About this exercise: Each entry is to be retyped exactly as it stands.

Data excerpts:
Start of Block

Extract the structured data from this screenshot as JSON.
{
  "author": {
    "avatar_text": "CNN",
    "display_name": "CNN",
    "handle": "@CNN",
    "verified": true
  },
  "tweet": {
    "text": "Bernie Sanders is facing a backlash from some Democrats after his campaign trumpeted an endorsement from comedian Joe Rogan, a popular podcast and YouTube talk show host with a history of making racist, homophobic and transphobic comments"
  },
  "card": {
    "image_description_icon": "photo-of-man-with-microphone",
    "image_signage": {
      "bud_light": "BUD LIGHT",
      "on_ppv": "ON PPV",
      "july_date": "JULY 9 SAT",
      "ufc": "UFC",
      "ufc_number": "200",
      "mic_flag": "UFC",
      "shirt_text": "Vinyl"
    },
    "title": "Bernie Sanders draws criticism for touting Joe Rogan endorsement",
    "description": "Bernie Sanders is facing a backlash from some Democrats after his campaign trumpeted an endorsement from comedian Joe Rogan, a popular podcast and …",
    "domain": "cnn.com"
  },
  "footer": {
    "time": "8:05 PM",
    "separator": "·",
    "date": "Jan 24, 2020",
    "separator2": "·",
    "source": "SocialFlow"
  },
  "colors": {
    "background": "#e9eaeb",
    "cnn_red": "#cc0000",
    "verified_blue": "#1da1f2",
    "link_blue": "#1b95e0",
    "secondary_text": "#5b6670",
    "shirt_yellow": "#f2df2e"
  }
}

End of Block

Result for this task:
Extract the structured data from this screenshot as JSON.
{
  "author": {
    "avatar_text": "CNN",
    "display_name": "CNN",
    "handle": "@CNN",
    "verified": true
  },
  "tweet": {
    "text": "Bernie Sanders is facing a backlash from some Democrats after his campaign trumpeted an endorsement from comedian Joe Rogan, a popular podcast and YouTube talk show host with a history of making racist, homophobic and transphobic comments"
  },
  "card": {
    "image_description_icon": "photo-of-man-with-microphone",
    "image_signage": {
      "bud_light": "BUD LIGHT",
      "on_ppv": "ON PPV",
      "july_date": "JULY 9 SAT",
      "ufc": "UFC",
      "ufc_number": "200",
      "mic_flag": "UFC",
      "shirt_text": "Vinyl"
    },
    "title": "Bernie Sanders draws criticism for touting Joe Rogan endorsement",
    "description": "Bernie Sanders is facing a backlash from some Democrats after his campaign trumpeted an endorsement from comedian Joe Rogan, a popular podcast and …",
    "domain": "cnn.com"
  },
  "footer": {
    "time": "8:05 PM",
    "separator": "·",
    "date": "Jan 24, 2020",
    "separator2": "·",
    "source": "SocialFlow"
  },
  "colors": {
    "background": "#e9eaeb",
    "cnn_red": "#cc0000",
    "verified_blue": "#1da1f2",
    "link_blue": "#1b95e0",
    "secondary_text": "#5b6670",
    "shirt_yellow": "#f2df2e"
  }
}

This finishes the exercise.